(Records from a data source)
-=-=-

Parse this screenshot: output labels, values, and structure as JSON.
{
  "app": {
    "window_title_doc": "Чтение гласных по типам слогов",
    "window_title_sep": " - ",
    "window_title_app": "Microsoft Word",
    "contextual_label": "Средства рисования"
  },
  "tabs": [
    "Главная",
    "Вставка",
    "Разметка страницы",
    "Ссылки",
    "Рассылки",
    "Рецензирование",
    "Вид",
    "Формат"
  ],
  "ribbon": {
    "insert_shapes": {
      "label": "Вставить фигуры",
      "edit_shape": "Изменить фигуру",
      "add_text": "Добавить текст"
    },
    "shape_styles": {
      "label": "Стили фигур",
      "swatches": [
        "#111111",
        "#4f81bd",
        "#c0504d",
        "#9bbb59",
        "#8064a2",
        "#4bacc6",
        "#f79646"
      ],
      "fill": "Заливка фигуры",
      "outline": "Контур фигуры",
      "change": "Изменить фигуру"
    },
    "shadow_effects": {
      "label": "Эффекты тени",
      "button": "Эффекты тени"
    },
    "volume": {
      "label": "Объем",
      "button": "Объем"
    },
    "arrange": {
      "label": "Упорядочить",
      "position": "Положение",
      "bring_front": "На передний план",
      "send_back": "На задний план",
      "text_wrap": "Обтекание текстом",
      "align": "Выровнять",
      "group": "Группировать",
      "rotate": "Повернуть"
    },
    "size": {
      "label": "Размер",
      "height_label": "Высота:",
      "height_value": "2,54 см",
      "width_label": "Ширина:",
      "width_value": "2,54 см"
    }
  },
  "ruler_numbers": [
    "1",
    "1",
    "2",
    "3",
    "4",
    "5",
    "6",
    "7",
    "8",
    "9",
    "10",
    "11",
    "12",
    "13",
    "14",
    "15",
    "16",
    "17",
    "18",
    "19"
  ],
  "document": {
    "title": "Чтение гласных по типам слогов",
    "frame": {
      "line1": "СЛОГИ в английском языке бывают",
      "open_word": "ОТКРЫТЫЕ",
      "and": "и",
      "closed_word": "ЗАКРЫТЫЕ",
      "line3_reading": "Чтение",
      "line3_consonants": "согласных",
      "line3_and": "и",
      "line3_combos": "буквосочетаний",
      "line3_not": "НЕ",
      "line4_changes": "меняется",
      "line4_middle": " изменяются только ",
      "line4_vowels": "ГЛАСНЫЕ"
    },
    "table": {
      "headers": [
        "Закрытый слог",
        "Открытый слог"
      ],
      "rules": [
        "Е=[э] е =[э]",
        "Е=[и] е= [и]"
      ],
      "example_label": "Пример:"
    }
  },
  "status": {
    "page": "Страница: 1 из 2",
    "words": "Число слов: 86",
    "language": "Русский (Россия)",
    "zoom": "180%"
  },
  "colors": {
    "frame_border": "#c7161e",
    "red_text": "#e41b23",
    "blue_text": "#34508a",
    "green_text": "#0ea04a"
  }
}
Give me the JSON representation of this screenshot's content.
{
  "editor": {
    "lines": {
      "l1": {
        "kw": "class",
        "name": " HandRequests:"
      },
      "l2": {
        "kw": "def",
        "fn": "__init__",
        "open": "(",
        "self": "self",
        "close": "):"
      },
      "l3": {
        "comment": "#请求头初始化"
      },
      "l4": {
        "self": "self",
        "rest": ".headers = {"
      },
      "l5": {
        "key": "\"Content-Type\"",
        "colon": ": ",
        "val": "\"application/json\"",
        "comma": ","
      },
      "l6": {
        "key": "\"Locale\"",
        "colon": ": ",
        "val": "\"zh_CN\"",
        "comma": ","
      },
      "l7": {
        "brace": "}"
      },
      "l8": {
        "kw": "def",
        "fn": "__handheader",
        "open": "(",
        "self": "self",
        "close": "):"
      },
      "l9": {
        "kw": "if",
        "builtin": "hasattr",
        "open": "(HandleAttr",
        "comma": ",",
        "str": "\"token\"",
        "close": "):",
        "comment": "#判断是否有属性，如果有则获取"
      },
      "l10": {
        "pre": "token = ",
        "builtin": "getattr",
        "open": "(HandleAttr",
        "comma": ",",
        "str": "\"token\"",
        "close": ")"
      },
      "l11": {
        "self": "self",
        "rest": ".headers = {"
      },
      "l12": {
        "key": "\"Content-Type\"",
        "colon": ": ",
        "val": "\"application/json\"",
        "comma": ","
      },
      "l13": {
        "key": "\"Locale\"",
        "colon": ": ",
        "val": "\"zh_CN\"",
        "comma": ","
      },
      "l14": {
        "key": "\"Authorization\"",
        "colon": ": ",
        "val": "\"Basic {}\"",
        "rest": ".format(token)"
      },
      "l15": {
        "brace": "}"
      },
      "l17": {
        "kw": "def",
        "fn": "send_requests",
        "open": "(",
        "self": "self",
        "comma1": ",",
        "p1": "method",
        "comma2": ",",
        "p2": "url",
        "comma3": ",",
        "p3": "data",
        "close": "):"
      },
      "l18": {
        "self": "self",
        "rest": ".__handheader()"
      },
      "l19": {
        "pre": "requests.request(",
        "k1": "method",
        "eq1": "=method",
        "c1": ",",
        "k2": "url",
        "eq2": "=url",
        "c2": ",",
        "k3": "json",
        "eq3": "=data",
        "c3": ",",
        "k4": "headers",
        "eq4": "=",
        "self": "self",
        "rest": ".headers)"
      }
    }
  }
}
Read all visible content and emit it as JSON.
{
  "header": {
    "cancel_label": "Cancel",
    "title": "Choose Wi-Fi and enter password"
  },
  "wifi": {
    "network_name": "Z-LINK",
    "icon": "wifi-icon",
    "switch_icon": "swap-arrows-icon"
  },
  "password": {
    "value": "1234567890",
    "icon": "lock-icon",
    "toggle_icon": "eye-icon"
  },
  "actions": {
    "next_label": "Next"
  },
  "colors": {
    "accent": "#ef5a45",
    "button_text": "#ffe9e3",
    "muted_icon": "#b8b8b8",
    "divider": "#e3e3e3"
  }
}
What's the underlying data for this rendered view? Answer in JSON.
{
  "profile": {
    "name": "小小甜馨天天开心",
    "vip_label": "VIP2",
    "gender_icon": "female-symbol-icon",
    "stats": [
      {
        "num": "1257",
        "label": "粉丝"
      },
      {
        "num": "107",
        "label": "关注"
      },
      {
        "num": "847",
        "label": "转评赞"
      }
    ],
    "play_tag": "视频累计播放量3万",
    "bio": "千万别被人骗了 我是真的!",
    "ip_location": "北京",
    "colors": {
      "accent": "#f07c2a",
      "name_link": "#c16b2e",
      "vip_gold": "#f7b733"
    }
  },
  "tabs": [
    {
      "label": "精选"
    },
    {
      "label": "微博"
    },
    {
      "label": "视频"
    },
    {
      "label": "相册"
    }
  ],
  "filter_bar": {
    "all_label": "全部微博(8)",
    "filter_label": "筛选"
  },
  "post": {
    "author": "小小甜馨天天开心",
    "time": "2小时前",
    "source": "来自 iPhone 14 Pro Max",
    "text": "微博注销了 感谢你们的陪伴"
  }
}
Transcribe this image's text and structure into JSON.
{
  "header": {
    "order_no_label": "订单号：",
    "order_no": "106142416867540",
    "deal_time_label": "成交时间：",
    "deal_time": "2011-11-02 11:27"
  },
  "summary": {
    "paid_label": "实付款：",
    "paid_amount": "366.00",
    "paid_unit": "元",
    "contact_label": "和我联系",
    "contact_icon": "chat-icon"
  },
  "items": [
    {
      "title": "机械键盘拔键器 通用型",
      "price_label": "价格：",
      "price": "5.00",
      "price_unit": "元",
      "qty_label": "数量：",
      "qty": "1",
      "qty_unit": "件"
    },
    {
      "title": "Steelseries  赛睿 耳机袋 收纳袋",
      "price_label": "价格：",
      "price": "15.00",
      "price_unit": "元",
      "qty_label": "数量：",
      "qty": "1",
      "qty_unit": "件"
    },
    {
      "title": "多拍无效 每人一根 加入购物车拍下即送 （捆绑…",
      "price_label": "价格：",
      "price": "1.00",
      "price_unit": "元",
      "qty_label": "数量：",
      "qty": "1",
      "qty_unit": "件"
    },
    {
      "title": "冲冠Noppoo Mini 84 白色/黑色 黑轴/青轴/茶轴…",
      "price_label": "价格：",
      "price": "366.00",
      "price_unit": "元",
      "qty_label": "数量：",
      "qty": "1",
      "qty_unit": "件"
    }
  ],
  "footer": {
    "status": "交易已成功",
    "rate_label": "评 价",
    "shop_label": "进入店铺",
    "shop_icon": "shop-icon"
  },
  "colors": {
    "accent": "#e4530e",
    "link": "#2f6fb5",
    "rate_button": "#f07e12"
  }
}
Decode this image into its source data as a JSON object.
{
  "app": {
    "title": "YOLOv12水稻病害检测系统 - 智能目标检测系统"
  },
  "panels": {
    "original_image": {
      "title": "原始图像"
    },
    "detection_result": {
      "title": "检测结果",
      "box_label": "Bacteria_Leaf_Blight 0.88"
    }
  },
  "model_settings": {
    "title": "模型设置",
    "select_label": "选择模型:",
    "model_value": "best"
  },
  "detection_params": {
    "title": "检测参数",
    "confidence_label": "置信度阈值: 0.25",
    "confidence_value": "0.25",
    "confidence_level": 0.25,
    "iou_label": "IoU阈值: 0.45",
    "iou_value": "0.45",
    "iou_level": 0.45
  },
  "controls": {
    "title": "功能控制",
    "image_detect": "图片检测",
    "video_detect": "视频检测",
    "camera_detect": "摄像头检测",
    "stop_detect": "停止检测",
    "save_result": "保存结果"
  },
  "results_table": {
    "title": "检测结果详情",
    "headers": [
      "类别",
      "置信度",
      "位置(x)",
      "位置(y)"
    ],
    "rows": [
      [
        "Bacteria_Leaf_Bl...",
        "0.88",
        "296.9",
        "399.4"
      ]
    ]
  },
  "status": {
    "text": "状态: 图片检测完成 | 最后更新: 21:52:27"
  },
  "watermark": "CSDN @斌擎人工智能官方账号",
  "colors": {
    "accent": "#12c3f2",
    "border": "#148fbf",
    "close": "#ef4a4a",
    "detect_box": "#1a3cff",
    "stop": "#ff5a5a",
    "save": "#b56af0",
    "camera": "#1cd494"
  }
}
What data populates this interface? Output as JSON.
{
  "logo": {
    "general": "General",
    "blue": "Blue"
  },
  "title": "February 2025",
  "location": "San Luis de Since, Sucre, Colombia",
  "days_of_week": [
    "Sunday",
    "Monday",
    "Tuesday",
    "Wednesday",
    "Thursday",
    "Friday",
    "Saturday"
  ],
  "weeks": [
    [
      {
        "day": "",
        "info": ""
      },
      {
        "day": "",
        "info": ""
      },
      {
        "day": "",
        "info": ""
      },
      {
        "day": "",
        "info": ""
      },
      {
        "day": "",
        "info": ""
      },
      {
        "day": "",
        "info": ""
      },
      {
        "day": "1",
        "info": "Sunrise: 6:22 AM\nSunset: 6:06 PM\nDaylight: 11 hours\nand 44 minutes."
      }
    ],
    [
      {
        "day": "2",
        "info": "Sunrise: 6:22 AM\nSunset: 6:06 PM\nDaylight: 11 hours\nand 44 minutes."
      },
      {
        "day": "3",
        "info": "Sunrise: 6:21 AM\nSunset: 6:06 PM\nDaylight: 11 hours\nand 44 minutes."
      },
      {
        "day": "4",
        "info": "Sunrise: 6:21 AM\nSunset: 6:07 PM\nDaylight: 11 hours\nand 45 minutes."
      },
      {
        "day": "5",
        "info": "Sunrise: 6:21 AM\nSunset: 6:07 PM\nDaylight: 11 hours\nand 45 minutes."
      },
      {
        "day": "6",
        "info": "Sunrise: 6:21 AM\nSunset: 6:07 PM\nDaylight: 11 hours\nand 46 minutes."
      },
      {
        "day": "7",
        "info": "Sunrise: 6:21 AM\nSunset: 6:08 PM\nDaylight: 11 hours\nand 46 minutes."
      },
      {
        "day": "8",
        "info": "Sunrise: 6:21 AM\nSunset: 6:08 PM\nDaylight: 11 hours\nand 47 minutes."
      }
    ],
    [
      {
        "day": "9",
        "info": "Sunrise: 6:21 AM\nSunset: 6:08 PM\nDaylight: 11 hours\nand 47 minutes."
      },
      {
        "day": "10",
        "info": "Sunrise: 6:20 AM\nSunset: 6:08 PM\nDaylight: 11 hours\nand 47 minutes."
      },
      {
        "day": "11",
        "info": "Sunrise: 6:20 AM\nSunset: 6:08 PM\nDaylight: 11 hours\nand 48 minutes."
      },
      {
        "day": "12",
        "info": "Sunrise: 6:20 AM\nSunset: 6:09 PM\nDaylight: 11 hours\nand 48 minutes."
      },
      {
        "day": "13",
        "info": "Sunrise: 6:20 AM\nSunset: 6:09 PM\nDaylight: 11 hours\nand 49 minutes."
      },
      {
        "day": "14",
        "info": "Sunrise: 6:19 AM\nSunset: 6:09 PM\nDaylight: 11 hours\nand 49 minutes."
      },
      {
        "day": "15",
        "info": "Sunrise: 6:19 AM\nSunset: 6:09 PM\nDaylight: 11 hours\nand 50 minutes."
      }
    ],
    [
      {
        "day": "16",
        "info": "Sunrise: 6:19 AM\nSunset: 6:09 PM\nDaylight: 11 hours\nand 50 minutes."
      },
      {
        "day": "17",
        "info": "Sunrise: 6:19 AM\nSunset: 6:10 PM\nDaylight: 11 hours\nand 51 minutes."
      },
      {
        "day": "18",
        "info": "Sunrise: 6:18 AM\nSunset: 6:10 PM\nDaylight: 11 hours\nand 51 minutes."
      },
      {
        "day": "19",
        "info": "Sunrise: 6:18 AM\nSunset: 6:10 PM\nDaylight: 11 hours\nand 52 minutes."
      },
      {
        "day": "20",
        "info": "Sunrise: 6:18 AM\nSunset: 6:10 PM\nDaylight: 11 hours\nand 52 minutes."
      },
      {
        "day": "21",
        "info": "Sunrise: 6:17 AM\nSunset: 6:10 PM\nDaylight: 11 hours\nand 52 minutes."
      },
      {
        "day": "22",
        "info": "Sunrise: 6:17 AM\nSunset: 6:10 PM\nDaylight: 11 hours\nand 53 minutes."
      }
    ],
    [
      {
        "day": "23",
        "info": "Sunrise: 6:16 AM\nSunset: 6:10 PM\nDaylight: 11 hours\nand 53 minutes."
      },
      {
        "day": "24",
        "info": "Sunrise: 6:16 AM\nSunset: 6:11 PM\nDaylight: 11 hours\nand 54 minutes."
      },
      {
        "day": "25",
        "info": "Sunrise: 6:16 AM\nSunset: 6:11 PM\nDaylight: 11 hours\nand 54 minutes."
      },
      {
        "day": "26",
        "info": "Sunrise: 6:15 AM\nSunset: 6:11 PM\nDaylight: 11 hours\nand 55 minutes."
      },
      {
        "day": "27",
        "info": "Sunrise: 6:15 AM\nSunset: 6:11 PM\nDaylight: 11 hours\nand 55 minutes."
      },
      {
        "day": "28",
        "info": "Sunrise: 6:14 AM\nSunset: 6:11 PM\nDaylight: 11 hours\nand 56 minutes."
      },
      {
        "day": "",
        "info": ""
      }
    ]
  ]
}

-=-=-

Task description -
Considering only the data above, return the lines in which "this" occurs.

Exercise response -
Parse this screenshot: output labels, values, and structure as JSON.
Give me the JSON representation of this screenshot's content.
What's the underlying data for this rendered view? Answer in JSON.
Transcribe this image's text and structure into JSON.
Decode this image into its source data as a JSON object.
What data populates this interface? Output as JSON.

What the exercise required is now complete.